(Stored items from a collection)
====

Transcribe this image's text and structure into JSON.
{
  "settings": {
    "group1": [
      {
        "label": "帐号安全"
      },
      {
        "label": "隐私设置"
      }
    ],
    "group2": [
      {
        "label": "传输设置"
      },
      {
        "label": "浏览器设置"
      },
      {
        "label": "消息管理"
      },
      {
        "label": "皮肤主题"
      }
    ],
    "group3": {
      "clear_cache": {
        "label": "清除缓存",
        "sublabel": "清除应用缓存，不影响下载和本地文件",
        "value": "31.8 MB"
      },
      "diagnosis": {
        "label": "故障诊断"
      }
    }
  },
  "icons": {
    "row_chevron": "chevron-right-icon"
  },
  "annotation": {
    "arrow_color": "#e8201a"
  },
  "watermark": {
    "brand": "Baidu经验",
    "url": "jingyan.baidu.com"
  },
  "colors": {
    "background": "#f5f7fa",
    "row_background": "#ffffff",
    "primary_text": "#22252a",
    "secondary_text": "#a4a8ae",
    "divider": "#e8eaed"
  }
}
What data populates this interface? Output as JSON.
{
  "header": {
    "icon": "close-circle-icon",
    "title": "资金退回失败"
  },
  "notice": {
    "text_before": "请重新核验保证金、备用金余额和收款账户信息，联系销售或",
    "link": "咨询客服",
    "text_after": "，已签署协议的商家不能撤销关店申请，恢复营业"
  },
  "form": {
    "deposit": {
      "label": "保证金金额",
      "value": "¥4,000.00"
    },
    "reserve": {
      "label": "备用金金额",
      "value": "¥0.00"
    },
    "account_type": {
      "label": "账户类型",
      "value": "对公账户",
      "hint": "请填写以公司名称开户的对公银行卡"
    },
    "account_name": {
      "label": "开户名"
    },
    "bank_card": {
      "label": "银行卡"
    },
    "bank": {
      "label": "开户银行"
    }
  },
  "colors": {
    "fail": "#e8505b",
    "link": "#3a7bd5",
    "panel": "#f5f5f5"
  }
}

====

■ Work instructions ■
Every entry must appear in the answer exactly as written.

■ Exercise solution ■
Transcribe this image's text and structure into JSON.
{
  "settings": {
    "group1": [
      {
        "label": "帐号安全"
      },
      {
        "label": "隐私设置"
      }
    ],
    "group2": [
      {
        "label": "传输设置"
      },
      {
        "label": "浏览器设置"
      },
      {
        "label": "消息管理"
      },
      {
        "label": "皮肤主题"
      }
    ],
    "group3": {
      "clear_cache": {
        "label": "清除缓存",
        "sublabel": "清除应用缓存，不影响下载和本地文件",
        "value": "31.8 MB"
      },
      "diagnosis": {
        "label": "故障诊断"
      }
    }
  },
  "icons": {
    "row_chevron": "chevron-right-icon"
  },
  "annotation": {
    "arrow_color": "#e8201a"
  },
  "watermark": {
    "brand": "Baidu经验",
    "url": "jingyan.baidu.com"
  },
  "colors": {
    "background": "#f5f7fa",
    "row_background": "#ffffff",
    "primary_text": "#22252a",
    "secondary_text": "#a4a8ae",
    "divider": "#e8eaed"
  }
}
What data populates this interface? Output as JSON.
{
  "header": {
    "icon": "close-circle-icon",
    "title": "资金退回失败"
  },
  "notice": {
    "text_before": "请重新核验保证金、备用金余额和收款账户信息，联系销售或",
    "link": "咨询客服",
    "text_after": "，已签署协议的商家不能撤销关店申请，恢复营业"
  },
  "form": {
    "deposit": {
      "label": "保证金金额",
      "value": "¥4,000.00"
    },
    "reserve": {
      "label": "备用金金额",
      "value": "¥0.00"
    },
    "account_type": {
      "label": "账户类型",
      "value": "对公账户",
      "hint": "请填写以公司名称开户的对公银行卡"
    },
    "account_name": {
      "label": "开户名"
    },
    "bank_card": {
      "label": "银行卡"
    },
    "bank": {
      "label": "开户银行"
    }
  },
  "colors": {
    "fail": "#e8505b",
    "link": "#3a7bd5",
    "panel": "#f5f5f5"
  }
}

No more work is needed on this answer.